being wowed. Its the only aid on the market that is fully digital (no bandpass
filters like some that claim digital) hence no distortion, and that means
vastly improved discrimination (like no more say whats!). It fits the normally
audible sound into the users comfortable range (You are right it seems soft
compared to an analog aid because the sound level is always comfortable..if you
want to damage your ears more keep using an analog manual aid that exceeds your
upper level tolerance). It filters out persistant noise..try it with an organ
and it can pick out and cut down a single note that persists for more than 10
seconds and leave the surrounding notes that do not persist alone.(I can now
have a normal conversation in my car with the windows and roof open driving at
65mph..and hear the radio too!). True it cannot figure out what your brain
wants but neither can the normal ear..only the brain can do that..and guess
what.. with the Senso it now can do that once again.
I no longer consider analog aids to be in the category of "appropriate tools".
Continuing to represent them as adequate solutions for the hearing impaired is
misleading. Kinda like selling black and white TV's or 78RPM record players or

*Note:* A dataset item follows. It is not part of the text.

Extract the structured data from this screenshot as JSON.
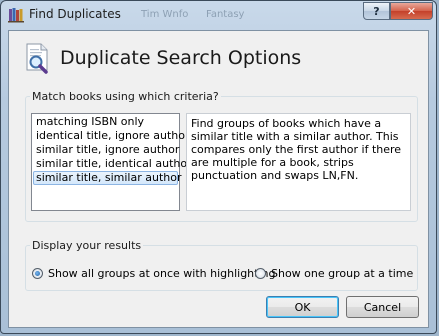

286 Computers! Perhaps if the time were taken to explain to the people you
reference, what they are hearing and why, it would help them adjust and
appreciate the real benefits of digitals..
Smiling again with my 17 year old Senso ears!
Sandra and Dan Hobson wrote:
> Seems like everyone is being "wowed" by the new digital technlogy...and
> currently the Senso is getting alot of hype. I have talked to a number of
> Senso users and yes it is good technology...but it is still just a tool.
> Some report they miss their Volume Control...or it just seems too "soft".
> Again no hearing aid can do it all... we are still dealing with a
> pathological ear and the heearing aid is still not smart enough to know
> what our brain "wants" to listen to in different situations. For example,
> the hard of hearing person goes to say a sports party,with the ballgame on
> tv and one group in the room is focused on that and discussing the game and
> the other group in the room is more interested in catching up with one
> another's activities, families, etc. ...the hearing aid is not smart enough
> to know which you want to focus on...you still have to position yourself,
> watch your lighting, etc. We have to remember the person still has that
> responsibility as well as making sure the hearing aid is clean, battery is
> good and inserted, etc. The person is ultimately responsible for listening
> to what is in hearing range, and making use of appropriate tools.
>> Smile, Sandra Hobson